■ **YOUR OBJECTIVE**: Copy out all the lines of the data that hold the word "description".

Start of GIVEN RECORDS

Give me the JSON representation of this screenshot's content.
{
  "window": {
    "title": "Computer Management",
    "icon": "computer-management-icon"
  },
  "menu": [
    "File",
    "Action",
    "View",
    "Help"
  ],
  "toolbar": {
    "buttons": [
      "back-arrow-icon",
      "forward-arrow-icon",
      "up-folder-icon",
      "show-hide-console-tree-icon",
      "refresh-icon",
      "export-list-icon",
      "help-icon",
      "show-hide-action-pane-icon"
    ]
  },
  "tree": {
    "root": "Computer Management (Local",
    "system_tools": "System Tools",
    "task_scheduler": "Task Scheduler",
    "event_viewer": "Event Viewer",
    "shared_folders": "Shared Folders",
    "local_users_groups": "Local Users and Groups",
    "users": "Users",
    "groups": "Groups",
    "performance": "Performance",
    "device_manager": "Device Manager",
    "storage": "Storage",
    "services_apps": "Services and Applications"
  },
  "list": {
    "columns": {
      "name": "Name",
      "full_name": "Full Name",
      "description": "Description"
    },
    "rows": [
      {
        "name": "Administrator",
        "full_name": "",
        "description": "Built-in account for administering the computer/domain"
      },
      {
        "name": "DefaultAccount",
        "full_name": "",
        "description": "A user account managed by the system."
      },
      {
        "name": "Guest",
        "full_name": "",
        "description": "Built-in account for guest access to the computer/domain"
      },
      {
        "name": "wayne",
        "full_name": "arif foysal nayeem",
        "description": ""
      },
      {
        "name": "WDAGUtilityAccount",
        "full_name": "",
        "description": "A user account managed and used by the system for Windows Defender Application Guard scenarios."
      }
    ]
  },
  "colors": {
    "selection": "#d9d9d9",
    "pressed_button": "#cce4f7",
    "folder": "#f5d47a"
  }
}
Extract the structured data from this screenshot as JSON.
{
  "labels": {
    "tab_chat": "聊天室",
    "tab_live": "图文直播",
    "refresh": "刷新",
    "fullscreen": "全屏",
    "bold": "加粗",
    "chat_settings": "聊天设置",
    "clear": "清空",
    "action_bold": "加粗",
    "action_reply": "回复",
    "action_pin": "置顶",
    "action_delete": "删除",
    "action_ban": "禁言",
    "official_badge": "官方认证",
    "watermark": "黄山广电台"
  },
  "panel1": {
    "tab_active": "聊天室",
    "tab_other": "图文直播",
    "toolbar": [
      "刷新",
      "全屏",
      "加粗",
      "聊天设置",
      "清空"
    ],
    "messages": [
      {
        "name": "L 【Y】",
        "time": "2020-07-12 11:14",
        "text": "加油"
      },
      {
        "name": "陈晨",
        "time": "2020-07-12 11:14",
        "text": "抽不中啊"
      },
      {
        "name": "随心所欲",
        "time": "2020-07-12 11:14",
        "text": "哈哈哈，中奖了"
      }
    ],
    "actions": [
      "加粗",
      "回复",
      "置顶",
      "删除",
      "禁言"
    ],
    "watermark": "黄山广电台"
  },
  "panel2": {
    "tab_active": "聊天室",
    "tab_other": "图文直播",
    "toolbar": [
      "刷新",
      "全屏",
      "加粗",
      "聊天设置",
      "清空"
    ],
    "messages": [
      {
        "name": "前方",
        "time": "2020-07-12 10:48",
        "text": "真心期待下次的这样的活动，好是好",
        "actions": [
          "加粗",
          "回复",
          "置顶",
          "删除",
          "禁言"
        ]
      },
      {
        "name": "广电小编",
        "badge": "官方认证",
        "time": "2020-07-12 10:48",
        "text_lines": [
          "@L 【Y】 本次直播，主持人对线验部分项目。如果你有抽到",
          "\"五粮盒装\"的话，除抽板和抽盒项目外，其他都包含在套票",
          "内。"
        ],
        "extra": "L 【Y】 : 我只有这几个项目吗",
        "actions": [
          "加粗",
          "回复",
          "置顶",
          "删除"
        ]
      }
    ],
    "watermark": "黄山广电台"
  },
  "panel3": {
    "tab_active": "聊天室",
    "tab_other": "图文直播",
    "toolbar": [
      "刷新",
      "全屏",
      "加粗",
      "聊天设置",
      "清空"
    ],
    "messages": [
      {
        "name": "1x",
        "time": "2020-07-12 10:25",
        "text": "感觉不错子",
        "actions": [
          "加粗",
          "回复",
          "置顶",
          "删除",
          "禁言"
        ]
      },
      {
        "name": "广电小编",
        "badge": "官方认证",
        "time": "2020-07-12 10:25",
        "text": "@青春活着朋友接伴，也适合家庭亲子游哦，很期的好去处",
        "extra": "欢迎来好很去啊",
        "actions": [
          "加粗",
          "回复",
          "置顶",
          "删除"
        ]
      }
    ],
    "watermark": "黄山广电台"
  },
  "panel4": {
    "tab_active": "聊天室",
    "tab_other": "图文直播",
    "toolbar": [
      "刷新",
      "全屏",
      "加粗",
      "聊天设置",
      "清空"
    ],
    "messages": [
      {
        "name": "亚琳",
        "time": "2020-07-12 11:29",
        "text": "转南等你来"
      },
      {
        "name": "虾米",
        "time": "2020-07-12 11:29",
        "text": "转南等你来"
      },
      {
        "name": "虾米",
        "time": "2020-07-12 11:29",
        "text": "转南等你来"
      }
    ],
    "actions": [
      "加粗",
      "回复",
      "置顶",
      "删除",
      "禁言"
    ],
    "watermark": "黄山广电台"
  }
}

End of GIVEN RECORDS

■ **SOLUTION BELOW**:
      "description": "Description"
        "description": "Built-in account for administering the computer/domain"
        "description": "A user account managed by the system."
        "description": "Built-in account for guest access to the computer/domain"
        "description": ""
        "description": "A user account managed and used by the system for Windows Defender Application Guard scenarios."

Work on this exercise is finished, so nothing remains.